Rokuro – meaning lathe – offers a simple and effective way of creating symmetrical shapes for use in Second Life, and the website provides a host of samples and templates with which to get started with the tool and which can be easily modified to suit your needs.

Rokuru - create symmetrical designs as sculpts or meshes
Rokuru – create symmetrical designs as sculpts or meshes

The UI itself comprises two parts – on the left, a “finished product” preview pane which displays a representation of your model, which can be drag-rotated in all three axes to examine the design, and an editing panel on the right, in which is displayed as a plan view of your shape, the right side of which can be edited (the left will automatically reflect all adjustments made). A range of menu-supplied options (including access to default shapes) and a range of settings provide a good degree of flexibility within the tool.

A shape created in less than a minute on Rokuru and uploaded to SL
A shape created in less than a minute on Rokuro and uploaded to SL
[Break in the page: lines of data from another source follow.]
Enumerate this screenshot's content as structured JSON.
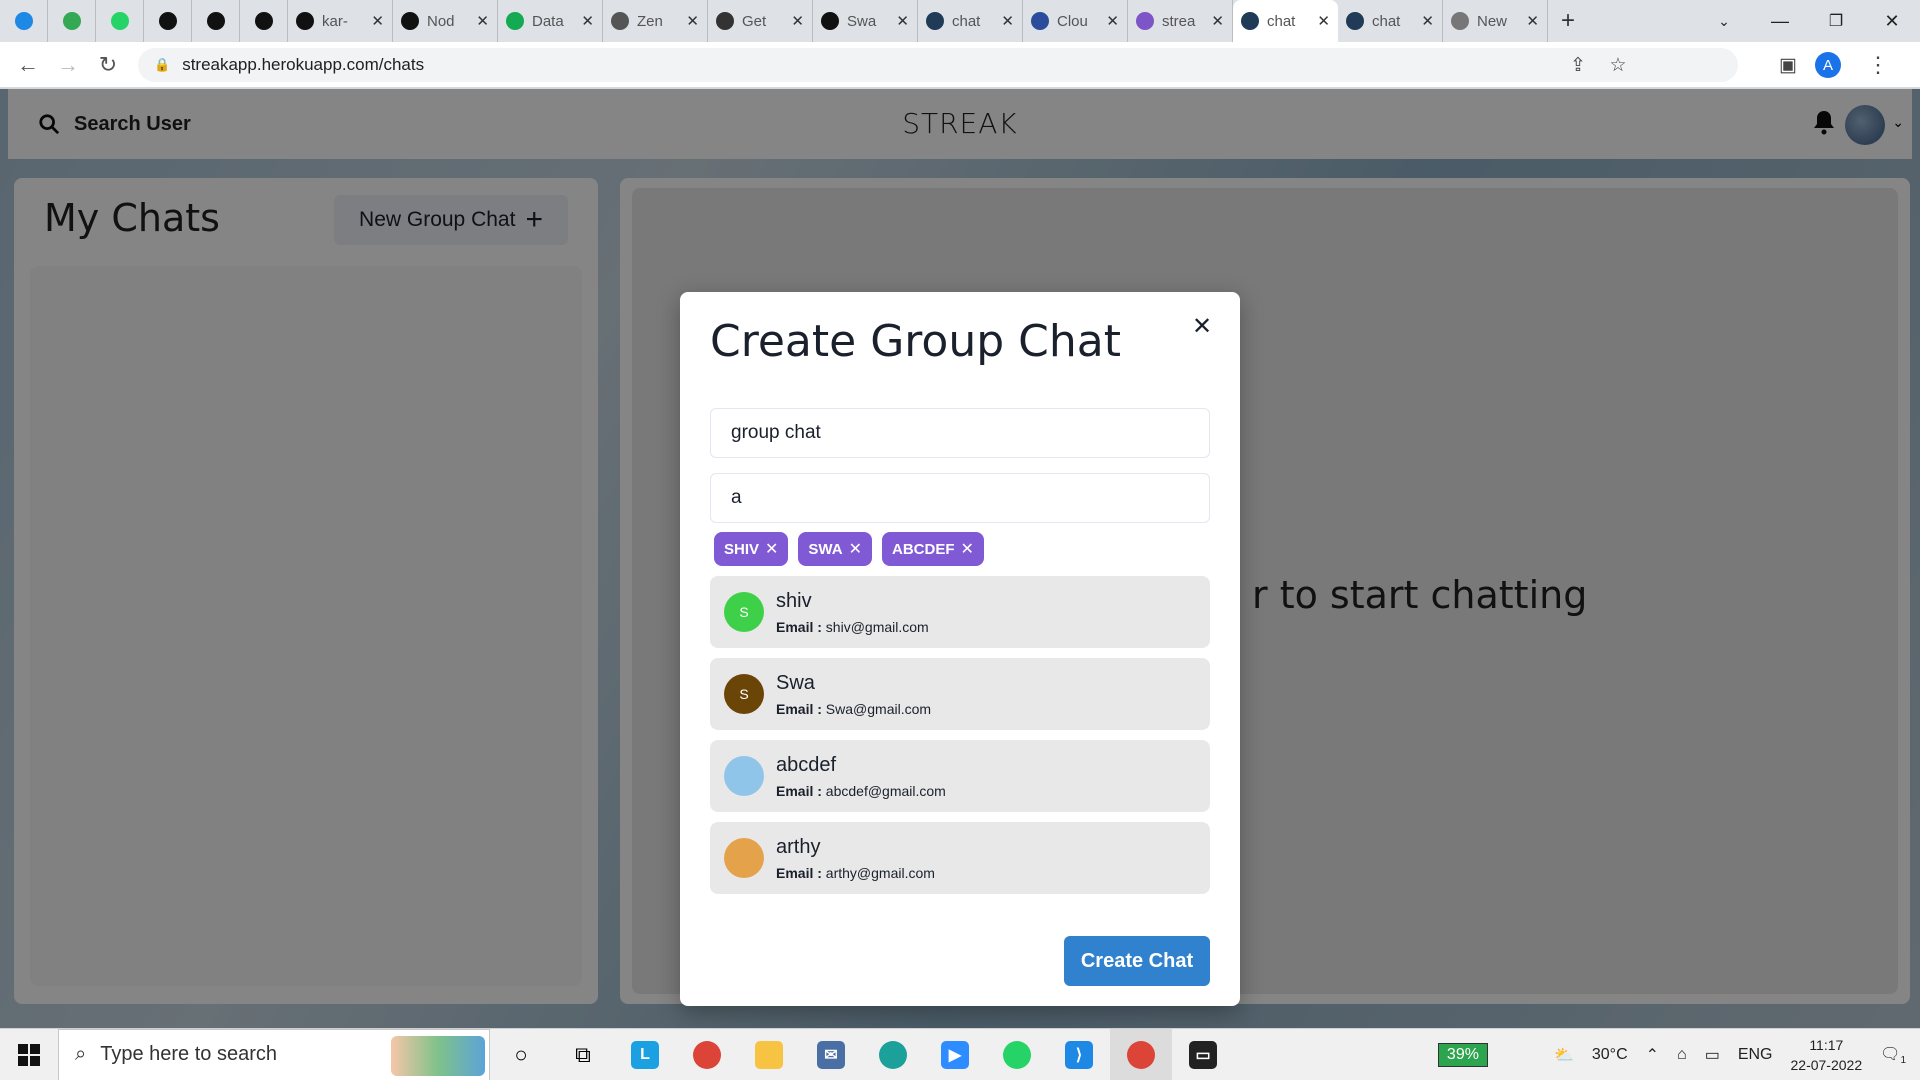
{
  "browser": {
    "pinned_tabs": [
      {
        "icon": "circle-app-icon",
        "color": "#1e88e5"
      },
      {
        "icon": "badge-app-icon",
        "color": "#34a853"
      },
      {
        "icon": "whatsapp-icon",
        "color": "#25d366"
      },
      {
        "icon": "github-icon",
        "color": "#111111"
      },
      {
        "icon": "github-icon",
        "color": "#111111"
      },
      {
        "icon": "github-icon",
        "color": "#111111"
      }
    ],
    "tabs": [
      {
        "title": "kar-",
        "icon": "github-icon",
        "color": "#111111"
      },
      {
        "title": "Nod",
        "icon": "github-icon",
        "color": "#111111"
      },
      {
        "title": "Data",
        "icon": "mongodb-icon",
        "color": "#13aa52"
      },
      {
        "title": "Zen",
        "icon": "doc-icon",
        "color": "#555555"
      },
      {
        "title": "Get",
        "icon": "compass-icon",
        "color": "#333333"
      },
      {
        "title": "Swa",
        "icon": "github-icon",
        "color": "#111111"
      },
      {
        "title": "chat",
        "icon": "react-icon",
        "color": "#1f3b57"
      },
      {
        "title": "Clou",
        "icon": "cloud-icon",
        "color": "#2b4c9b"
      },
      {
        "title": "strea",
        "icon": "heroku-icon",
        "color": "#7d55c7"
      },
      {
        "title": "chat",
        "icon": "react-icon",
        "color": "#1f3b57",
        "active": true
      },
      {
        "title": "chat",
        "icon": "react-icon",
        "color": "#1f3b57"
      },
      {
        "title": "New",
        "icon": "globe-icon",
        "color": "#777777"
      }
    ],
    "url": "streakapp.herokuapp.com/chats",
    "profile_initial": "A"
  },
  "app": {
    "search_label": "Search User",
    "title": "STREAK",
    "my_chats_title": "My Chats",
    "new_group_label": "New Group Chat",
    "chat_placeholder": "r to start chatting"
  },
  "modal": {
    "title": "Create Group Chat",
    "chat_name_value": "group chat",
    "search_value": "a",
    "selected_users": [
      "SHIV",
      "SWA",
      "ABCDEF"
    ],
    "email_label": "Email :",
    "users": [
      {
        "name": "shiv",
        "email": "shiv@gmail.com",
        "initial": "S",
        "avatar_color": "#3fd04a"
      },
      {
        "name": "Swa",
        "email": "Swa@gmail.com",
        "initial": "S",
        "avatar_color": "#6b4407"
      },
      {
        "name": "abcdef",
        "email": "abcdef@gmail.com",
        "initial": "",
        "avatar_color": "#8ec5e8"
      },
      {
        "name": "arthy",
        "email": "arthy@gmail.com",
        "initial": "",
        "avatar_color": "#e4a34a"
      }
    ],
    "create_label": "Create Chat"
  },
  "taskbar": {
    "search_placeholder": "Type here to search",
    "battery": "39%",
    "temperature": "30°C",
    "language": "ENG",
    "time": "11:17",
    "date": "22-07-2022",
    "notification_count": "1"
  }
}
Rokuro is offered free of charge (although donations towards its ongoing development and the development of Yuzuru’s other products are always welcome), and is available in Window 32- and 64-bit versions, and is also available for the Mac. For those wanting to explore the capabilities of the tool in more depth, there are a range of tutorials available both in-world and on the Marketplace.

As mentioned above, Rokuro is one of a range of products made by Yuzuru to assist content creators, the entire range currently comprising:

  • Rokuro
  • Rokuro_Pro – a version of Rokuro which includes a texturing capability and a series of plug-in tools
  • Tokoroten (“extruder”) – creates extruded forms of sculpted prim
  • Tatara – an advanced sculpted prim editor which includes functionality from Rokuro and Tokroten and well as three additional modes, which can be used individually or collectively to create sculpt maps
  • Shibori (“iris” – as in camera eye) – a “shrinkwrapper” for shrinking a sculpt around a given shape
  • Nomi (“chisel”) – creates a sculpted prim or mesh with a relief surface from one picture using the picture’s brightness
  • Hanko (“seal”) – a tool which allows you to add your signature to a sculpt map

Note that some of these tools require the purchase of a serial number from Yuzuru’s in-world store, but time-limited versions are available for download through the Kanae Projects website in order to “try before buying”.

Related Links

With thanks to Yuzuru Jewell.